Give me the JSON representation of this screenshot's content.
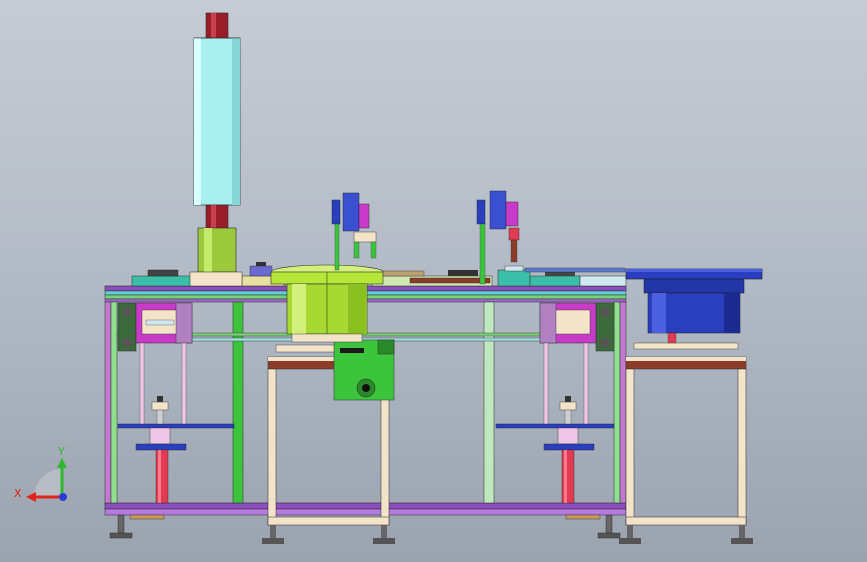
{
  "view": {
    "background_top": "#c6ccd4",
    "background_bottom": "#9aa3af",
    "type": "cad-assembly-front-view"
  },
  "triad": {
    "x_label": "X",
    "y_label": "Y",
    "x_color": "#e0241b",
    "y_color": "#2fb82f",
    "z_color": "#2a3bd6"
  },
  "colors": {
    "frame_purple": "#8c4fbf",
    "frame_cyan": "#5fd0d8",
    "post_green": "#3cc43c",
    "column_cyan": "#a8f0f0",
    "column_cap": "#9a1e2a",
    "feeder_green": "#b6e63a",
    "feeder_blue": "#2a3fbf",
    "table_cream": "#f3e3c9",
    "table_brown": "#8b3d2a",
    "cylinder_red": "#e23a52",
    "bracket_magenta": "#c83bc8"
  }
}
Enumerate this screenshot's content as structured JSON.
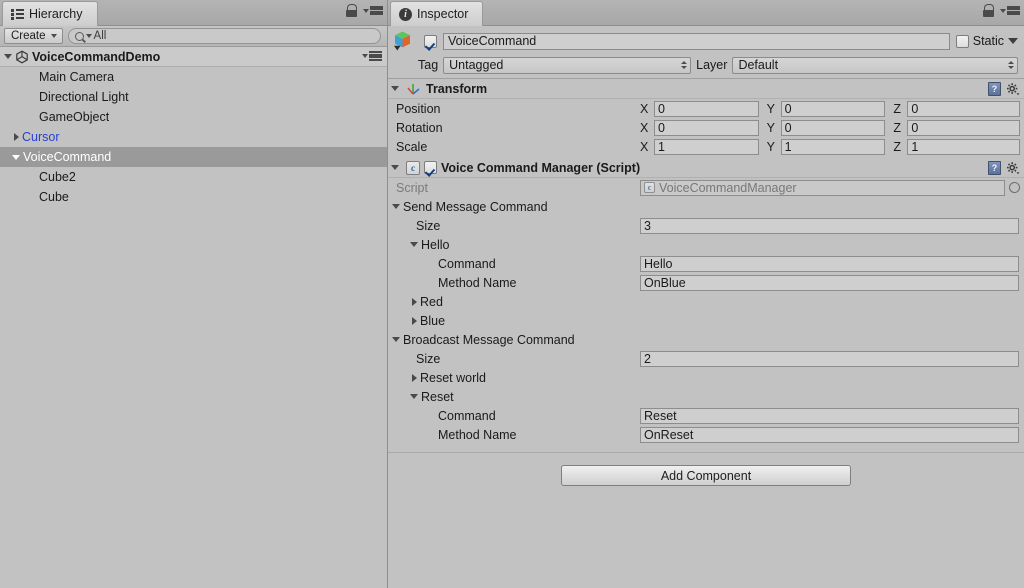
{
  "hierarchy": {
    "tab": {
      "label": "Hierarchy",
      "icon": "hierarchy-list-icon"
    },
    "tools": {
      "lock": "lock-icon",
      "menu": "panel-menu-icon"
    },
    "toolbar": {
      "create_label": "Create",
      "search_value": "All",
      "search_placeholder": "All",
      "search_icon": "search-icon"
    },
    "scene": {
      "name": "VoiceCommandDemo",
      "expanded": true,
      "icon": "unity-scene-icon"
    },
    "items": [
      {
        "label": "Main Camera",
        "indent": 2,
        "arrow": "none",
        "selected": false,
        "prefab": false
      },
      {
        "label": "Directional Light",
        "indent": 2,
        "arrow": "none",
        "selected": false,
        "prefab": false
      },
      {
        "label": "GameObject",
        "indent": 2,
        "arrow": "none",
        "selected": false,
        "prefab": false
      },
      {
        "label": "Cursor",
        "indent": 1,
        "arrow": "right",
        "selected": false,
        "prefab": true
      },
      {
        "label": "VoiceCommand",
        "indent": 1,
        "arrow": "down",
        "selected": true,
        "prefab": false
      },
      {
        "label": "Cube2",
        "indent": 2,
        "arrow": "none",
        "selected": false,
        "prefab": false
      },
      {
        "label": "Cube",
        "indent": 2,
        "arrow": "none",
        "selected": false,
        "prefab": false
      }
    ]
  },
  "inspector": {
    "tab": {
      "label": "Inspector",
      "icon": "info-icon"
    },
    "tools": {
      "lock": "lock-icon",
      "menu": "panel-menu-icon"
    },
    "header": {
      "object_icon": "gameobject-cube-icon",
      "enabled": true,
      "name": "VoiceCommand",
      "static_label": "Static",
      "static_checked": false,
      "tag_label": "Tag",
      "tag_value": "Untagged",
      "layer_label": "Layer",
      "layer_value": "Default"
    },
    "transform": {
      "title": "Transform",
      "icon": "transform-axis-icon",
      "expanded": true,
      "help_icon": "help-book-icon",
      "gear_icon": "gear-icon",
      "rows": [
        {
          "label": "Position",
          "x": "0",
          "y": "0",
          "z": "0"
        },
        {
          "label": "Rotation",
          "x": "0",
          "y": "0",
          "z": "0"
        },
        {
          "label": "Scale",
          "x": "1",
          "y": "1",
          "z": "1"
        }
      ],
      "axis_labels": [
        "X",
        "Y",
        "Z"
      ]
    },
    "script_component": {
      "title": "Voice Command Manager (Script)",
      "icon": "csharp-script-icon",
      "enabled": true,
      "expanded": true,
      "help_icon": "help-book-icon",
      "gear_icon": "gear-icon",
      "script_field": {
        "label": "Script",
        "value": "VoiceCommandManager",
        "icon": "csharp-script-icon"
      },
      "send_message_command": {
        "label": "Send Message Command",
        "expanded": true,
        "size_label": "Size",
        "size_value": "3",
        "entries": [
          {
            "label": "Hello",
            "expanded": true,
            "fields": [
              {
                "label": "Command",
                "value": "Hello"
              },
              {
                "label": "Method Name",
                "value": "OnBlue"
              }
            ]
          },
          {
            "label": "Red",
            "expanded": false,
            "fields": []
          },
          {
            "label": "Blue",
            "expanded": false,
            "fields": []
          }
        ]
      },
      "broadcast_message_command": {
        "label": "Broadcast Message Command",
        "expanded": true,
        "size_label": "Size",
        "size_value": "2",
        "entries": [
          {
            "label": "Reset world",
            "expanded": false,
            "fields": []
          },
          {
            "label": "Reset",
            "expanded": true,
            "fields": [
              {
                "label": "Command",
                "value": "Reset"
              },
              {
                "label": "Method Name",
                "value": "OnReset"
              }
            ]
          }
        ]
      }
    },
    "add_component_label": "Add Component"
  },
  "colors": {
    "panel_bg": "#c2c2c2",
    "field_bg": "#cfcfcf",
    "selection": "#9a9a9a",
    "prefab_blue": "#2a3fd4",
    "scene_row": "#cacaca"
  }
}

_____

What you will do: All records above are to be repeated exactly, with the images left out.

Answer space:
Give me the JSON representation of this screenshot's content.
{
  "view": {
    "background_top": "#c6ccd4",
    "background_bottom": "#9aa3af",
    "type": "cad-assembly-front-view"
  },
  "triad": {
    "x_label": "X",
    "y_label": "Y",
    "x_color": "#e0241b",
    "y_color": "#2fb82f",
    "z_color": "#2a3bd6"
  },
  "colors": {
    "frame_purple": "#8c4fbf",
    "frame_cyan": "#5fd0d8",
    "post_green": "#3cc43c",
    "column_cyan": "#a8f0f0",
    "column_cap": "#9a1e2a",
    "feeder_green": "#b6e63a",
    "feeder_blue": "#2a3fbf",
    "table_cream": "#f3e3c9",
    "table_brown": "#8b3d2a",
    "cylinder_red": "#e23a52",
    "bracket_magenta": "#c83bc8"
  }
}
Enumerate this screenshot's content as structured JSON.
{
  "hierarchy": {
    "tab": {
      "label": "Hierarchy",
      "icon": "hierarchy-list-icon"
    },
    "tools": {
      "lock": "lock-icon",
      "menu": "panel-menu-icon"
    },
    "toolbar": {
      "create_label": "Create",
      "search_value": "All",
      "search_placeholder": "All",
      "search_icon": "search-icon"
    },
    "scene": {
      "name": "VoiceCommandDemo",
      "expanded": true,
      "icon": "unity-scene-icon"
    },
    "items": [
      {
        "label": "Main Camera",
        "indent": 2,
        "arrow": "none",
        "selected": false,
        "prefab": false
      },
      {
        "label": "Directional Light",
        "indent": 2,
        "arrow": "none",
        "selected": false,
        "prefab": false
      },
      {
        "label": "GameObject",
        "indent": 2,
        "arrow": "none",
        "selected": false,
        "prefab": false
      },
      {
        "label": "Cursor",
        "indent": 1,
        "arrow": "right",
        "selected": false,
        "prefab": true
      },
      {
        "label": "VoiceCommand",
        "indent": 1,
        "arrow": "down",
        "selected": true,
        "prefab": false
      },
      {
        "label": "Cube2",
        "indent": 2,
        "arrow": "none",
        "selected": false,
        "prefab": false
      },
      {
        "label": "Cube",
        "indent": 2,
        "arrow": "none",
        "selected": false,
        "prefab": false
      }
    ]
  },
  "inspector": {
    "tab": {
      "label": "Inspector",
      "icon": "info-icon"
    },
    "tools": {
      "lock": "lock-icon",
      "menu": "panel-menu-icon"
    },
    "header": {
      "object_icon": "gameobject-cube-icon",
      "enabled": true,
      "name": "VoiceCommand",
      "static_label": "Static",
      "static_checked": false,
      "tag_label": "Tag",
      "tag_value": "Untagged",
      "layer_label": "Layer",
      "layer_value": "Default"
    },
    "transform": {
      "title": "Transform",
      "icon": "transform-axis-icon",
      "expanded": true,
      "help_icon": "help-book-icon",
      "gear_icon": "gear-icon",
      "rows": [
        {
          "label": "Position",
          "x": "0",
          "y": "0",
          "z": "0"
        },
        {
          "label": "Rotation",
          "x": "0",
          "y": "0",
          "z": "0"
        },
        {
          "label": "Scale",
          "x": "1",
          "y": "1",
          "z": "1"
        }
      ],
      "axis_labels": [
        "X",
        "Y",
        "Z"
      ]
    },
    "script_component": {
      "title": "Voice Command Manager (Script)",
      "icon": "csharp-script-icon",
      "enabled": true,
      "expanded": true,
      "help_icon": "help-book-icon",
      "gear_icon": "gear-icon",
      "script_field": {
        "label": "Script",
        "value": "VoiceCommandManager",
        "icon": "csharp-script-icon"
      },
      "send_message_command": {
        "label": "Send Message Command",
        "expanded": true,
        "size_label": "Size",
        "size_value": "3",
        "entries": [
          {
            "label": "Hello",
            "expanded": true,
            "fields": [
              {
                "label": "Command",
                "value": "Hello"
              },
              {
                "label": "Method Name",
                "value": "OnBlue"
              }
            ]
          },
          {
            "label": "Red",
            "expanded": false,
            "fields": []
          },
          {
            "label": "Blue",
            "expanded": false,
            "fields": []
          }
        ]
      },
      "broadcast_message_command": {
        "label": "Broadcast Message Command",
        "expanded": true,
        "size_label": "Size",
        "size_value": "2",
        "entries": [
          {
            "label": "Reset world",
            "expanded": false,
            "fields": []
          },
          {
            "label": "Reset",
            "expanded": true,
            "fields": [
              {
                "label": "Command",
                "value": "Reset"
              },
              {
                "label": "Method Name",
                "value": "OnReset"
              }
            ]
          }
        ]
      }
    },
    "add_component_label": "Add Component"
  },
  "colors": {
    "panel_bg": "#c2c2c2",
    "field_bg": "#cfcfcf",
    "selection": "#9a9a9a",
    "prefab_blue": "#2a3fd4",
    "scene_row": "#cacaca"
  }
}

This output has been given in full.